> **Exercise goal**: Where a line below holds the string "days", copy that line.

> **Supplied data**:
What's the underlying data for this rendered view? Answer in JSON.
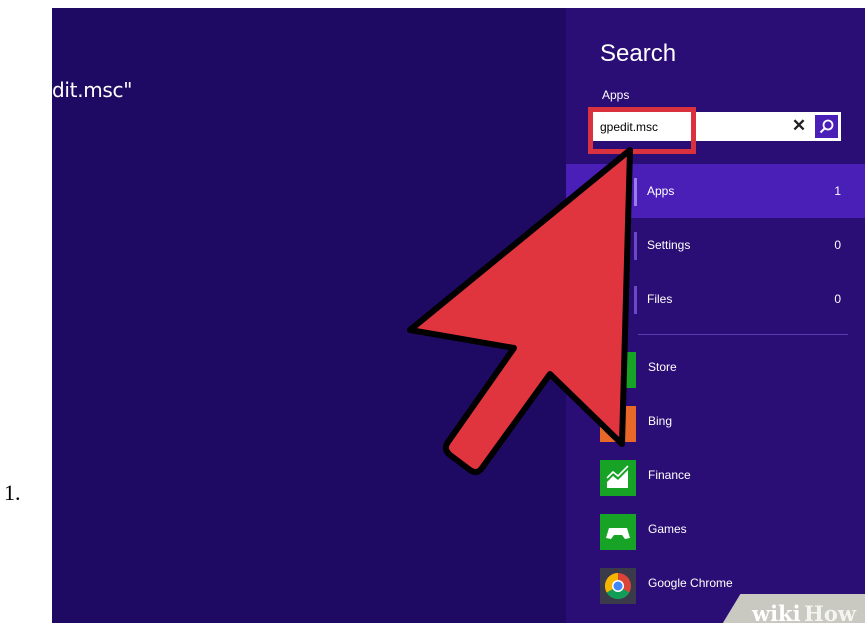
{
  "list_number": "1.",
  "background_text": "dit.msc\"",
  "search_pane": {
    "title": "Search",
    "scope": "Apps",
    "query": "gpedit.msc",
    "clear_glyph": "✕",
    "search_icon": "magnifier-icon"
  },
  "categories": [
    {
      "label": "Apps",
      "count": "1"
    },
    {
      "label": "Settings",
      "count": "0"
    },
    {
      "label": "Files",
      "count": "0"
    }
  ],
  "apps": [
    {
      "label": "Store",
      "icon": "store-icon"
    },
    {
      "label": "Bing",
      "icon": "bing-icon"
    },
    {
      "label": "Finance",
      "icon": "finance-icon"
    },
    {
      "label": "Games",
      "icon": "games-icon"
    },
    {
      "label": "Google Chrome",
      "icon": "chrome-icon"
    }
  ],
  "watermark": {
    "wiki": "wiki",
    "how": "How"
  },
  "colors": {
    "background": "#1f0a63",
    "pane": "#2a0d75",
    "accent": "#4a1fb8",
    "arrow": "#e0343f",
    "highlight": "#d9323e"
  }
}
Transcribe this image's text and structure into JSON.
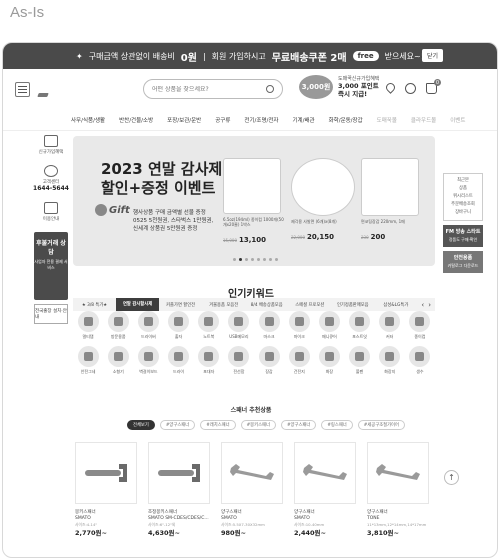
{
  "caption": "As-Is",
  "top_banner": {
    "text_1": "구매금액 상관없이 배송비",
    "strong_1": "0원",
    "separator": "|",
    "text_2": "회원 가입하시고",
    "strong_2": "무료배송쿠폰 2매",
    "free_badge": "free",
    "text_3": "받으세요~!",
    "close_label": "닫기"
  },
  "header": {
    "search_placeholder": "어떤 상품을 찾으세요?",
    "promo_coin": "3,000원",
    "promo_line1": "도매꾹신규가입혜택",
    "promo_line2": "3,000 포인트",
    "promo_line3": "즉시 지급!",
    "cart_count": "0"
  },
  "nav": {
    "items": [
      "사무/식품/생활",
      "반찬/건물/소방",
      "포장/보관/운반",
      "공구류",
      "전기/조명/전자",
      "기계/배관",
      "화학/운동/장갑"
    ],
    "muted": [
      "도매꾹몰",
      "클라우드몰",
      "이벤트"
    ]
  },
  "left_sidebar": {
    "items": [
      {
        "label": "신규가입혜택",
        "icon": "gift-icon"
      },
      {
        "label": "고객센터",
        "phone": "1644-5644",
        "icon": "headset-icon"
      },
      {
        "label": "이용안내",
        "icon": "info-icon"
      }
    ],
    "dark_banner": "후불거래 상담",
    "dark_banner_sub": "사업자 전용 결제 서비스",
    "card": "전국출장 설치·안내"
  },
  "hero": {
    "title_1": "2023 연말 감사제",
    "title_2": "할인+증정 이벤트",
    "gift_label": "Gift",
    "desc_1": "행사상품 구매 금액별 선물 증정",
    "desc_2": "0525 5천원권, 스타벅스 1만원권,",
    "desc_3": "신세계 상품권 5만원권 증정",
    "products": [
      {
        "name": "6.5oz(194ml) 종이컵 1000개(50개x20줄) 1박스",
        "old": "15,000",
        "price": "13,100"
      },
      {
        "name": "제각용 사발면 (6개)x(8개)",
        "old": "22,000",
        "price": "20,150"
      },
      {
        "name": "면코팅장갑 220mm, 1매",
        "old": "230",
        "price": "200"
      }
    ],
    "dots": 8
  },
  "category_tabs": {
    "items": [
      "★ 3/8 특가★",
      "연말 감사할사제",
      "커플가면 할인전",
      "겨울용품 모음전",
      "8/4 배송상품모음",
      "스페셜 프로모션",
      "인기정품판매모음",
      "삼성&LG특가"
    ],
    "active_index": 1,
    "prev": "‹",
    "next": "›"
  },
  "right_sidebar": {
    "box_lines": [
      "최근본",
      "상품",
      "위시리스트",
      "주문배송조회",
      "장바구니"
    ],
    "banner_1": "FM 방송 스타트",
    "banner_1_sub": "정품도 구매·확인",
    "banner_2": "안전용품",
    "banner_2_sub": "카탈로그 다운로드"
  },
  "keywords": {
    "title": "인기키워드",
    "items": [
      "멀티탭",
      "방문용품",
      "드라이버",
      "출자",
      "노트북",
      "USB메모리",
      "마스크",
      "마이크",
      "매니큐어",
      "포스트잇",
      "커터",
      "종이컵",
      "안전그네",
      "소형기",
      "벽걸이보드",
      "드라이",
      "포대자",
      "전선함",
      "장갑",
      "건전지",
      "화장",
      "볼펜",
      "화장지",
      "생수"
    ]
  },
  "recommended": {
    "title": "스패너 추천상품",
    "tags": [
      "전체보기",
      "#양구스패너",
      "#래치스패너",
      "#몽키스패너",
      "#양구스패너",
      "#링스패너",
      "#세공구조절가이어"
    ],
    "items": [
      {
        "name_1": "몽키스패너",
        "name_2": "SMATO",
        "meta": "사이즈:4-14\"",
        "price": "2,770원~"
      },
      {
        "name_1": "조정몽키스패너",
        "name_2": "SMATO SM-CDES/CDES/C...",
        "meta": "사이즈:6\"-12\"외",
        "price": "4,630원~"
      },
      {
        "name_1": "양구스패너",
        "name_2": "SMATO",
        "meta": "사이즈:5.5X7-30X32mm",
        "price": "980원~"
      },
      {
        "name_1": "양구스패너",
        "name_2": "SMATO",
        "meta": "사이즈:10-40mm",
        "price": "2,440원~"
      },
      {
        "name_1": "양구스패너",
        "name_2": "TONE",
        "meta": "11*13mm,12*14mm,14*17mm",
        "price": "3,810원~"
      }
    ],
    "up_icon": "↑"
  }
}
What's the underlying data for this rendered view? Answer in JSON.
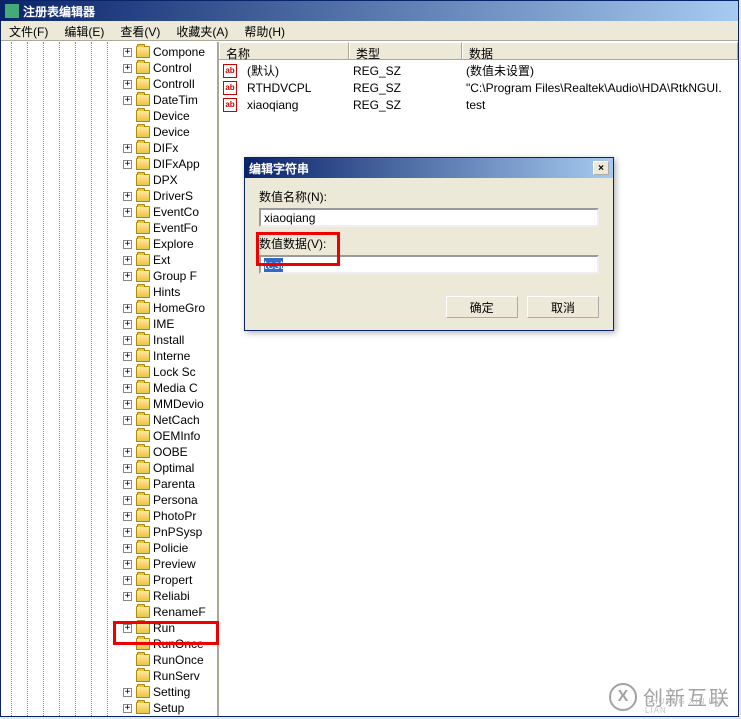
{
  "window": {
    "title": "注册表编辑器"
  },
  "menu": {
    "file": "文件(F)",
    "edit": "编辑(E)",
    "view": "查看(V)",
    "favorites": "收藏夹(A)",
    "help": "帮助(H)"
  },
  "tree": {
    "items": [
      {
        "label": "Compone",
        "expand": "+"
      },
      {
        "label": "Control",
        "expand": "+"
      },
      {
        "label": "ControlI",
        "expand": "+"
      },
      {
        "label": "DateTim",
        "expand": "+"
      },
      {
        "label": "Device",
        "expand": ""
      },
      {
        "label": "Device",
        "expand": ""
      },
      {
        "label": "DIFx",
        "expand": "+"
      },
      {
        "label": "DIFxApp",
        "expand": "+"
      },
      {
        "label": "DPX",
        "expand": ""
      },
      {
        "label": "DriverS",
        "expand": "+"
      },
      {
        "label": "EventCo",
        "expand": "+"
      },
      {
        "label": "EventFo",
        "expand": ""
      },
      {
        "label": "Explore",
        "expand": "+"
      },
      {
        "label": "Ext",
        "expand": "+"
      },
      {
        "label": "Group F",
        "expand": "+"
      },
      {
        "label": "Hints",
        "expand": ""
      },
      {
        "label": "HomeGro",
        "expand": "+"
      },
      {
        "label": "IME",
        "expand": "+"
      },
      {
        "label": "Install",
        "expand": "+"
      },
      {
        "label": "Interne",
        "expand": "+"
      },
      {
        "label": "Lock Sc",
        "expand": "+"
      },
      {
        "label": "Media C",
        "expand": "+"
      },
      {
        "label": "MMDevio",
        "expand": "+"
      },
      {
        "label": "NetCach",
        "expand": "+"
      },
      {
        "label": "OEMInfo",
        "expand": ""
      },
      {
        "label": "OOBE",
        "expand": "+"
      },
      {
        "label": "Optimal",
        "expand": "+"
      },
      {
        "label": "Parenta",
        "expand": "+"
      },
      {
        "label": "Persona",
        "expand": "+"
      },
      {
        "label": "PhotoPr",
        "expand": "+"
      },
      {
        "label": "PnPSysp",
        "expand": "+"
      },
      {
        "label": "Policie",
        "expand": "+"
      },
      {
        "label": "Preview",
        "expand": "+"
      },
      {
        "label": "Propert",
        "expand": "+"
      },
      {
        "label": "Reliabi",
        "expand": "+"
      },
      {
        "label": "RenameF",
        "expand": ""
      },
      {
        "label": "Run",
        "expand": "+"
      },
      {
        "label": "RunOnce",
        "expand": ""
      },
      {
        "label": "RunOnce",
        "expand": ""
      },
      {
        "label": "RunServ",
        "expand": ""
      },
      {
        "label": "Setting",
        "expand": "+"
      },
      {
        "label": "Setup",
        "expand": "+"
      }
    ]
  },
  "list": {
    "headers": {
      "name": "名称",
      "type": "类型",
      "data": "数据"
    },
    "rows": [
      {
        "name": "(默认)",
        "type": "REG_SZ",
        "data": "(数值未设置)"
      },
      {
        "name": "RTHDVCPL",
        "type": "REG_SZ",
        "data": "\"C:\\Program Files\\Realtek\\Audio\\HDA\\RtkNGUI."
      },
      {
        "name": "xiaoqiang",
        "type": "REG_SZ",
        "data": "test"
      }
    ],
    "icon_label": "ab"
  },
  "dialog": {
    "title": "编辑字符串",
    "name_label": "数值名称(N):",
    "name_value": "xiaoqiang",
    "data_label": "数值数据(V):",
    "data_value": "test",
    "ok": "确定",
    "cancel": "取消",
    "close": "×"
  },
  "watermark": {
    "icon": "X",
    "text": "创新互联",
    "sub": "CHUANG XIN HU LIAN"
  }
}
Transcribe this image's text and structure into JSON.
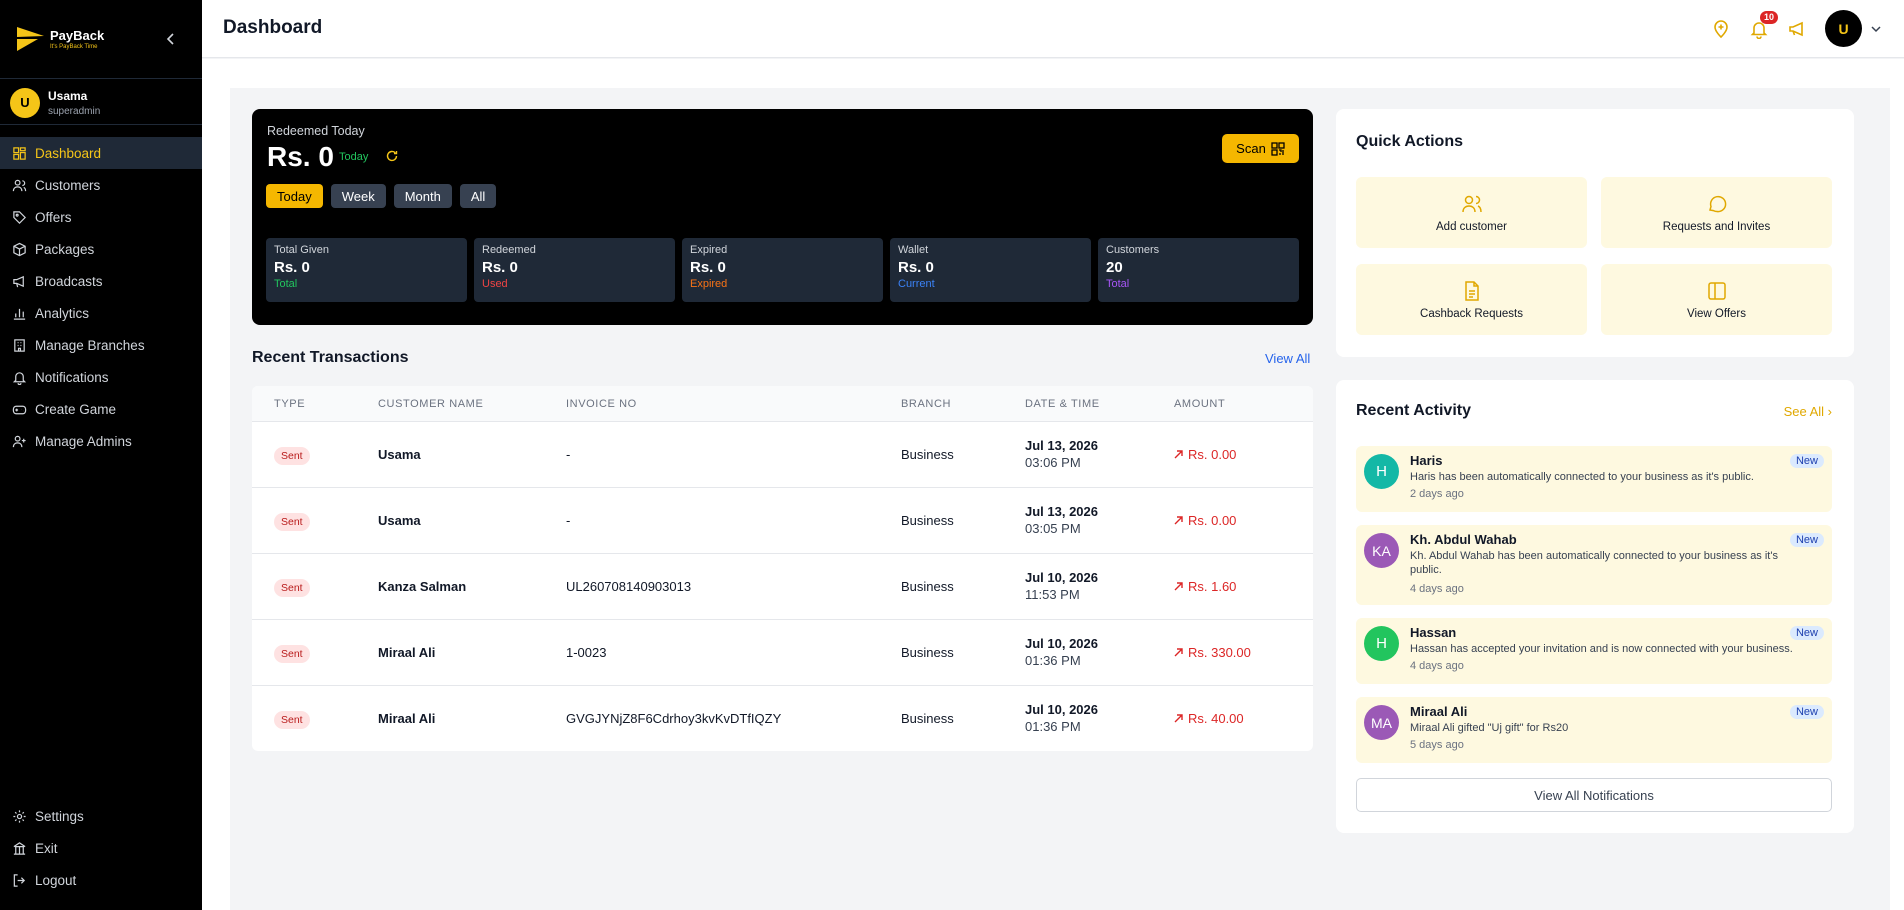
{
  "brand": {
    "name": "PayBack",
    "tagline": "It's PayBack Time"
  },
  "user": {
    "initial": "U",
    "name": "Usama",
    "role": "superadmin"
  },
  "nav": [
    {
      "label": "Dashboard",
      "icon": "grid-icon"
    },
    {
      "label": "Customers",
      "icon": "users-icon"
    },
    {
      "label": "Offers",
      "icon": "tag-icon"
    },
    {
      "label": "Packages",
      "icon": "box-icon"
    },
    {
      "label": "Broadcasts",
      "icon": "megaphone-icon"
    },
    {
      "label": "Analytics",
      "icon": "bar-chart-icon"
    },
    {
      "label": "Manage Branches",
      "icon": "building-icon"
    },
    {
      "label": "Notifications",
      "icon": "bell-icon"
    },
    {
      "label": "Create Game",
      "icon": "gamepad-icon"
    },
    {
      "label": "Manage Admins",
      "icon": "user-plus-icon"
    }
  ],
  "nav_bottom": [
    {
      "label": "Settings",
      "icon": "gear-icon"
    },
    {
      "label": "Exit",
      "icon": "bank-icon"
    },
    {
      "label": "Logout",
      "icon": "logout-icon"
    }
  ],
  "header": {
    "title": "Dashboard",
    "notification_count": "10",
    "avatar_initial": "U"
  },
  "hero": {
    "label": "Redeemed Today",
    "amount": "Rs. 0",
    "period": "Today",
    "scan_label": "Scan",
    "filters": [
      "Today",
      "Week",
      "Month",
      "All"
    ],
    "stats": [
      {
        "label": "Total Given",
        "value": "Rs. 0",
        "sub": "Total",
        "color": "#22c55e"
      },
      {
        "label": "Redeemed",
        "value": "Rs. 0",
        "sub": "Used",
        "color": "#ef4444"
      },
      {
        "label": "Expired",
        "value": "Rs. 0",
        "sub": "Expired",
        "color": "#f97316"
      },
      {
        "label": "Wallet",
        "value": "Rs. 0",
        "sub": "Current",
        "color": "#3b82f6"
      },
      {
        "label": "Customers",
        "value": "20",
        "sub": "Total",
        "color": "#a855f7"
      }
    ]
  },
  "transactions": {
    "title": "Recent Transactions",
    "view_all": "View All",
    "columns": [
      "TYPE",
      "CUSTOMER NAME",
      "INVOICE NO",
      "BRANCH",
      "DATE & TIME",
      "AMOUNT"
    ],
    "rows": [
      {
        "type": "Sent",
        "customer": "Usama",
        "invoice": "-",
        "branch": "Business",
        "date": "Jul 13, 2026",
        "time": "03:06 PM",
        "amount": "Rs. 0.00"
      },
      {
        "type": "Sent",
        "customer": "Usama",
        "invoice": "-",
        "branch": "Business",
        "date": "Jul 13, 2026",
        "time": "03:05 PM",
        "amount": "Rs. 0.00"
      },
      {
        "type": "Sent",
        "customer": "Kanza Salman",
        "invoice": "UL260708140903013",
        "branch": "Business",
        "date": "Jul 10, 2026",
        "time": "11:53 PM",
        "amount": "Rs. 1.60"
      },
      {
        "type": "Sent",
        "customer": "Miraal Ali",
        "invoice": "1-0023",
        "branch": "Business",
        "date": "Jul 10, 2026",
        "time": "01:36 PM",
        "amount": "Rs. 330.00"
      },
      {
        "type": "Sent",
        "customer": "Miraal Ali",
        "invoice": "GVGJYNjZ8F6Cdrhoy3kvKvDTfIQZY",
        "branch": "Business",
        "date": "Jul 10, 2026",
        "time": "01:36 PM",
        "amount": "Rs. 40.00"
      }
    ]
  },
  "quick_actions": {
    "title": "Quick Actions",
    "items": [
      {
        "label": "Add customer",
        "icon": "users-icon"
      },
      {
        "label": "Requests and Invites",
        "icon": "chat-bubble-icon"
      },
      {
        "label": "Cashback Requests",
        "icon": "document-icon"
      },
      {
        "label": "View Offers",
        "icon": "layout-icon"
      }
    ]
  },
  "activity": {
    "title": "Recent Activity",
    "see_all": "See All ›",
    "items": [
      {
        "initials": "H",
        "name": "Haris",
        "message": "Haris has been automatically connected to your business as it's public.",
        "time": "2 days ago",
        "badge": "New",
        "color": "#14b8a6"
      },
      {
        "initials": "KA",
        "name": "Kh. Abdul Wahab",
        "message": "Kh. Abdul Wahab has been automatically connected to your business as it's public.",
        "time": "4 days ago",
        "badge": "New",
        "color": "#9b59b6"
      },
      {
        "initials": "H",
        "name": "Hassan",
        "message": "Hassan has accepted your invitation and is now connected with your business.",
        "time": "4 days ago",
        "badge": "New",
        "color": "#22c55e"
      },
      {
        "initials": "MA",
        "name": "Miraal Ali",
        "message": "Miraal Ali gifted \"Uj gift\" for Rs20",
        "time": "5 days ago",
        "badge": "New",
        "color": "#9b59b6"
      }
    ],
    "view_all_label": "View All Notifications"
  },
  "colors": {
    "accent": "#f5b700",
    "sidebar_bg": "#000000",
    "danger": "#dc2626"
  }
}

> **Expected answer**:
        "time": "2 days ago",
        "time": "4 days ago",
        "time": "4 days ago",
        "time": "5 days ago",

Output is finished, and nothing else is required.